(f) Valuation of Pre-De Luz Taxable Possessory Interests. Except as specifically provided otherwise by law, and excluding a taxable possessory interest involving the production of gas, petroleum, or other hydrocarbons, the value of a taxable possessory interest created prior to December 24, 1955, and not since renewed or extended (i.e., a "Pre-De Luz" taxable possessory interest) is the excess of the fair market value on the valuation date of the taxable possessory interest over the present value of unpaid future contract rent for the unexpired term of possession (i.e., for the term of possession). This value may be estimated using one or more of the following methods, as appropriate for the taxable possessory interest being valued.

(1) Comparative Sales Approach to Value. A Pre-De Luz taxable possessory interest may be valued by the comparative sales approach using the direct comparison method or the indirect comparison method, as described in subsection (e)(1), but with the following modifications:

(A) Direct Comparison Method. In the direct comparison method, the present value of the unpaid future contract rent is not added to the sale price of the taxable possessory interest.

(B) Indirect Comparison Method. In the indirect comparison method, the value of the possessor's rights as if owned in fee is reduced by the present value of the unpaid future contract rent of the taxable possessory interest, as well as by the value of those property rights for the period subsequent to the term of possession.

(2) Cost Approach to Value. A Pre-De Luz taxable possessory interest may be valued by the cost approach as described in subsection (e)(2), but the present value of any unpaid future contract rent of the taxable possessory interest in land for the term of possession is also deducted.

(3) Income Approach to Value. A Pre-De Luz taxable possessory interest may be valued by the income approach using the direct income method or the indirect income method, as described in subsection (e)(3), but with the following modifications:

(A) Direct Income Method. In the direct income method, the net income to be capitalized is reduced by the unpaid future contract rent for the term of possession, as well as by allowed expenses.

(B) Indirect Income Method.

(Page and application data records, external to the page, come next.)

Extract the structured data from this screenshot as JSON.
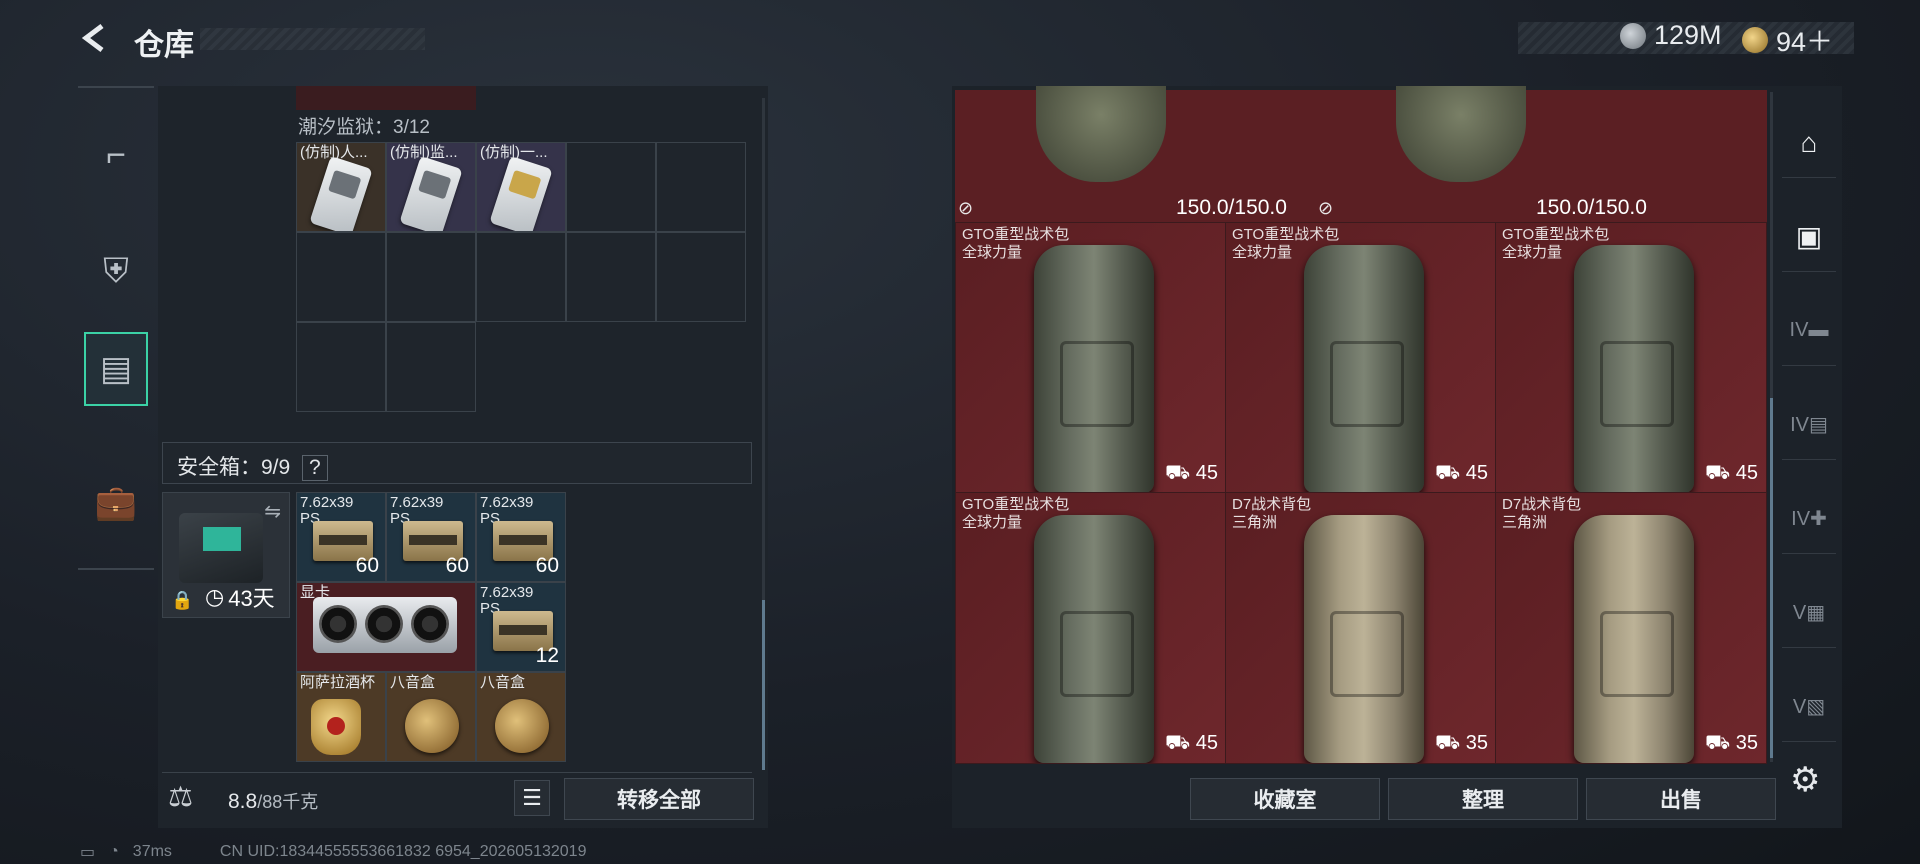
{
  "header": {
    "title": "仓库"
  },
  "currency": {
    "silver": "129M",
    "gold": "94＋"
  },
  "sidenav": [
    {
      "name": "pistol-icon"
    },
    {
      "name": "armor-icon"
    },
    {
      "name": "backpack-icon",
      "active": true
    },
    {
      "name": "briefcase-icon"
    }
  ],
  "container": {
    "label": "潮汐监狱：3/12",
    "items": [
      "(仿制)人...",
      "(仿制)监...",
      "(仿制)一..."
    ]
  },
  "safe": {
    "label": "安全箱：9/9",
    "help": "?",
    "timer": "43天",
    "items": [
      {
        "label": "7.62x39\nPS",
        "qty": "60"
      },
      {
        "label": "7.62x39\nPS",
        "qty": "60"
      },
      {
        "label": "7.62x39\nPS",
        "qty": "60"
      },
      {
        "label": "显卡",
        "qty": ""
      },
      {
        "label": "7.62x39\nPS",
        "qty": "12"
      },
      {
        "label": "阿萨拉酒杯",
        "qty": ""
      },
      {
        "label": "八音盒",
        "qty": ""
      },
      {
        "label": "八音盒",
        "qty": ""
      }
    ]
  },
  "footer_left": {
    "weight": "8.8",
    "capacity": "/88千克",
    "transfer_all": "转移全部"
  },
  "stash": {
    "vest_durability": [
      "150.0/150.0",
      "150.0/150.0"
    ],
    "bags": [
      {
        "name": "GTO重型战术包",
        "brand": "全球力量",
        "value": "45",
        "color": "green"
      },
      {
        "name": "GTO重型战术包",
        "brand": "全球力量",
        "value": "45",
        "color": "green"
      },
      {
        "name": "GTO重型战术包",
        "brand": "全球力量",
        "value": "45",
        "color": "green"
      },
      {
        "name": "GTO重型战术包",
        "brand": "全球力量",
        "value": "45",
        "color": "green"
      },
      {
        "name": "D7战术背包",
        "brand": "三角洲",
        "value": "35",
        "color": "tan"
      },
      {
        "name": "D7战术背包",
        "brand": "三角洲",
        "value": "35",
        "color": "tan"
      }
    ]
  },
  "footer_right": {
    "collection": "收藏室",
    "sort": "整理",
    "sell": "出售"
  },
  "rtabs": [
    {
      "name": "all-tab-icon",
      "text": "⌂"
    },
    {
      "name": "gun-tab-icon",
      "text": "▣"
    },
    {
      "name": "iv-weapon-tab-icon",
      "text": "IV▬"
    },
    {
      "name": "iv-folder-tab-icon",
      "text": "IV▤"
    },
    {
      "name": "iv-med-tab-icon",
      "text": "IV✚"
    },
    {
      "name": "v-ammo-tab-icon",
      "text": "V▦"
    },
    {
      "name": "v-misc-tab-icon",
      "text": "V▧"
    }
  ],
  "status": {
    "ping": "37ms",
    "uid": "CN UID:18344555553661832 6954_202605132019"
  }
}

In the indirect income method, the present value of the unpaid future contract rent for the term of possession is deducted from the value of the fee interest, as well as the deduction of the present value of the property rights for the period subsequent to the term of possession.

History: Adopted January 6, 1971, effective February 18, 1971.

Amended December 17, 1975, effective January 25, 1976.

Amended January 22, 1998, effective May 6, 1998.

Amended March 27, 2002, effective July 11, 2002. Amended to provide for the valuation of taxable possessory interests and to include provisions of former rules 23, 24, 25, and 26, which were repealed.

Amended and effective January 14, 2003.